However, Wagner rated in the 68th percentile according to Second Spectrum with a 69.1 percent adjusted defensive rebound rate — meaning when he went for rebounds, he got them 69 percent of the time, excluding times he deferred to teammates. And Basketball-Index gave him a 1.0 real adjusted defensive rebound rate, suggesting he has an overall positive impact on the team’s rebounding despite not collecting many himself.

It is not necessarily because he boxes out. But there is clearly something left on the board for Wagner to improve.

The Magic rely on everyone crashing the glass rather than one dominant rebounder. And that largely works for them. But it is also somewhat limiting it seems. It prevents guards from getting up the court and initiating transition opportunities unless they are able to get the boards and go quickly.

Quite simply, the Magic need to get more from their forwards to make the rebounding feel better.

Orlando has some great rebounding guards — Cole Anthony ranked 15th in the league among guards with a 15.2 percent defensive rebound rate.

Anthony Black had a strong rebounding showing at Summer League with 8.7 rebounds per game (13th overall at Summer League). Black had a 12.6 percent defensive rebound rate at Arkansas and 13.0 percent in SEC play.

The team should again find rebounding from everyone. Every player is going to be expected to contribute on the glass. And knowing this team’s positional versatility, they will expect just about every player to be able to get a board and immediately transition into a ball-handler and make decisions on the ball.

That is even more of a reason for Banchero and Wagner especially to improve as rebounders. And that is where the team needs to make its biggest boost.

Next. Paolo Banchero knows he still has room to improve. dark

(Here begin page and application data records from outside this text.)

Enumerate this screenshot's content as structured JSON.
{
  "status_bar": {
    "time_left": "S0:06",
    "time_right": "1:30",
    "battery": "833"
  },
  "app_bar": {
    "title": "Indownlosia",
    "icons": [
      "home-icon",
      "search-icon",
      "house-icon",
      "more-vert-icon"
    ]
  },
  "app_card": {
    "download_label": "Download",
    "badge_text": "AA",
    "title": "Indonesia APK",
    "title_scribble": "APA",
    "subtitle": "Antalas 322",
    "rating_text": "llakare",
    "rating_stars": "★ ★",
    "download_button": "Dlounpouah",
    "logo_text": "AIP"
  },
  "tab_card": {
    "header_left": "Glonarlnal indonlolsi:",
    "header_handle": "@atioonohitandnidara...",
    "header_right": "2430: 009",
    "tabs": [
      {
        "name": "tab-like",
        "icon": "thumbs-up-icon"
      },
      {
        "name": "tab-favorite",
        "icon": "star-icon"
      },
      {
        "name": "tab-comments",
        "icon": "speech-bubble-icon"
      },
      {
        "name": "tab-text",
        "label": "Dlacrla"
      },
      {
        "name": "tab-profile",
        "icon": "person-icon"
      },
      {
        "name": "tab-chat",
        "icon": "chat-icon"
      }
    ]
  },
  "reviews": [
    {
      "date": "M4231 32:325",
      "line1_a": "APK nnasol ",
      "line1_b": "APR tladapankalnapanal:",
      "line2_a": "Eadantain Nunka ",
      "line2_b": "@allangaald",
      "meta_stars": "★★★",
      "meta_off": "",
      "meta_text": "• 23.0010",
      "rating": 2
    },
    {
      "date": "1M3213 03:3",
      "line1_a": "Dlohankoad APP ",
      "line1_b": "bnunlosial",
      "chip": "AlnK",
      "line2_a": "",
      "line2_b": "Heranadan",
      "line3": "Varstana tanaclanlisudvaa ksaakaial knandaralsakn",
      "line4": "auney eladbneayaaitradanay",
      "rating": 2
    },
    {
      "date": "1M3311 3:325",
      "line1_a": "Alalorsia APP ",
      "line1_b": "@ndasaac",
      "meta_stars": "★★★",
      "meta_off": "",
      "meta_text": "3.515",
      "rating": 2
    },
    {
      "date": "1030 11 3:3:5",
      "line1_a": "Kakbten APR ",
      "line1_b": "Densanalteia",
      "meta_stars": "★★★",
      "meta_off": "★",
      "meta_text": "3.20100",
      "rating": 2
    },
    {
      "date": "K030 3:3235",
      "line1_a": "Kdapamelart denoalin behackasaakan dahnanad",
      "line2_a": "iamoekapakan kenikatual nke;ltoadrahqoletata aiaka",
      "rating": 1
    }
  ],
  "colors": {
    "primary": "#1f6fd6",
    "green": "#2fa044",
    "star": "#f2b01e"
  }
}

Carter should have a bounceback season on the glass with improved health. But he will need support. Everyone needs to do just a little bit more to shore up and truly make rebounding a strength for the team.